* Available data *
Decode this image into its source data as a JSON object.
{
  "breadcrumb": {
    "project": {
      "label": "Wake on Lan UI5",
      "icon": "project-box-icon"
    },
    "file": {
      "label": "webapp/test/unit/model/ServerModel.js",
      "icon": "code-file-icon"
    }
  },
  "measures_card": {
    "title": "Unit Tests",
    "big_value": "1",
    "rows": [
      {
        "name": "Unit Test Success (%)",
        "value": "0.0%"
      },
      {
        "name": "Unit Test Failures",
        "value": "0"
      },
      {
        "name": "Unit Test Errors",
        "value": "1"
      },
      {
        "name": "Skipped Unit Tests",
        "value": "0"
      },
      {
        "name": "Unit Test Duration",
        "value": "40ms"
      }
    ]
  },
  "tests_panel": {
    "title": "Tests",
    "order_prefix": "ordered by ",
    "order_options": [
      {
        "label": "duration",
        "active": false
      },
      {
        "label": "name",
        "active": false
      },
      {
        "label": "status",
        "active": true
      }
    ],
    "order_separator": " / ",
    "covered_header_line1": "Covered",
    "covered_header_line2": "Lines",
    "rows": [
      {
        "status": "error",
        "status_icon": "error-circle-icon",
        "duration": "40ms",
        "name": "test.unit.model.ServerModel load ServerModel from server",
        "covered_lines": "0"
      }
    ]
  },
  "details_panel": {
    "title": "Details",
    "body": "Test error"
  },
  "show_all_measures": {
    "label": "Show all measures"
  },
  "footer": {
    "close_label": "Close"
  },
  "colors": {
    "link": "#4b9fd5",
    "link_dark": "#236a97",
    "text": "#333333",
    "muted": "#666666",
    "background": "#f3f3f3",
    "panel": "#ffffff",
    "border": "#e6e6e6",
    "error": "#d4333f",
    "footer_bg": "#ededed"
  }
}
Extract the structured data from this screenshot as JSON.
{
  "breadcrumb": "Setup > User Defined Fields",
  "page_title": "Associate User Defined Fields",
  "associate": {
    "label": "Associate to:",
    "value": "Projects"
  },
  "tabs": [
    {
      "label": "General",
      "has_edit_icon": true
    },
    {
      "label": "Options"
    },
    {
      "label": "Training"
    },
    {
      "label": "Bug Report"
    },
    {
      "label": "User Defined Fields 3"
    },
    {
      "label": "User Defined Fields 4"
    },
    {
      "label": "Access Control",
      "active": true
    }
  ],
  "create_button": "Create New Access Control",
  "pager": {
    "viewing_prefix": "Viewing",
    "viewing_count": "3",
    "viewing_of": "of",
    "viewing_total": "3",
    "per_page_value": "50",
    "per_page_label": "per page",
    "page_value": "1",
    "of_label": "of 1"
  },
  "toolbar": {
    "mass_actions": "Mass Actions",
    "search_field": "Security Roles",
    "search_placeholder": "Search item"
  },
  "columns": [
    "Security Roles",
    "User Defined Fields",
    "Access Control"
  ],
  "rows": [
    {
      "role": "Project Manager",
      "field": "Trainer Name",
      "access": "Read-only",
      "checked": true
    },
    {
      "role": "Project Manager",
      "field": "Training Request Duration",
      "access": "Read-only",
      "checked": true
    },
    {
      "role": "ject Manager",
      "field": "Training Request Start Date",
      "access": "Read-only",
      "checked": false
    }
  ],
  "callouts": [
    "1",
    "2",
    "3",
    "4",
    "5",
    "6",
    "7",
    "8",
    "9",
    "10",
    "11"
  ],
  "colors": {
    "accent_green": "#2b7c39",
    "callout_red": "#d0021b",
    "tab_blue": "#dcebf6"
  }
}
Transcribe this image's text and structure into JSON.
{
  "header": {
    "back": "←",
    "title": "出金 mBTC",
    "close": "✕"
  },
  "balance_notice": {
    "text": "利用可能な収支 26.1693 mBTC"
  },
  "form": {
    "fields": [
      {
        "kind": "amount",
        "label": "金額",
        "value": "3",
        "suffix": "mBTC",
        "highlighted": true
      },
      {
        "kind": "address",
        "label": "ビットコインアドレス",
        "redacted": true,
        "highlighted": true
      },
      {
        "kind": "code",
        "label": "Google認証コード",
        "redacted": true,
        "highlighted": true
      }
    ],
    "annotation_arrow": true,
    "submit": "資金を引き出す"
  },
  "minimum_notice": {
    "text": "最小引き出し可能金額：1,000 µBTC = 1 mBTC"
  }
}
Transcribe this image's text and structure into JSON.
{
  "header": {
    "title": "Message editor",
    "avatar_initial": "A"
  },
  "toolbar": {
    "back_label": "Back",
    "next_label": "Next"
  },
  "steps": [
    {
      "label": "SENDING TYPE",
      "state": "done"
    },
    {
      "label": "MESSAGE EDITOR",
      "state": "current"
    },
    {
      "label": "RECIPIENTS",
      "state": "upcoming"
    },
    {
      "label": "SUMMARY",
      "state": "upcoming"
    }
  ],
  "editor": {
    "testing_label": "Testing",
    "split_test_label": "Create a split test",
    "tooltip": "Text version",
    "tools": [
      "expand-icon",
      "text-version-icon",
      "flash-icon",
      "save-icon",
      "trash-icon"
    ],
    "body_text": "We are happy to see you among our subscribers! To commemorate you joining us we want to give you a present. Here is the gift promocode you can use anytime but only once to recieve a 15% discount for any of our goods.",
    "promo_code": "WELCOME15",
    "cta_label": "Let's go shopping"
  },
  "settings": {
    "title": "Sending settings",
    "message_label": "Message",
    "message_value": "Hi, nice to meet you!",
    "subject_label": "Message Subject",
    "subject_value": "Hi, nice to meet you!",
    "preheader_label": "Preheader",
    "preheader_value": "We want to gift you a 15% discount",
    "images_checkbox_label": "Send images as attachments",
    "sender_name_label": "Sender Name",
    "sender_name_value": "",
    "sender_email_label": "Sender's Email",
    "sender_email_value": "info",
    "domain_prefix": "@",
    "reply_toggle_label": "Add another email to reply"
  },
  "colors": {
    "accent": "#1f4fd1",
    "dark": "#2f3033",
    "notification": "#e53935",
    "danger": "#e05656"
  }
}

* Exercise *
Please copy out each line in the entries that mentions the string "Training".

* Response to this exercise *
      "label": "Training"
      "field": "Training Request Duration",
      "field": "Training Request Start Date",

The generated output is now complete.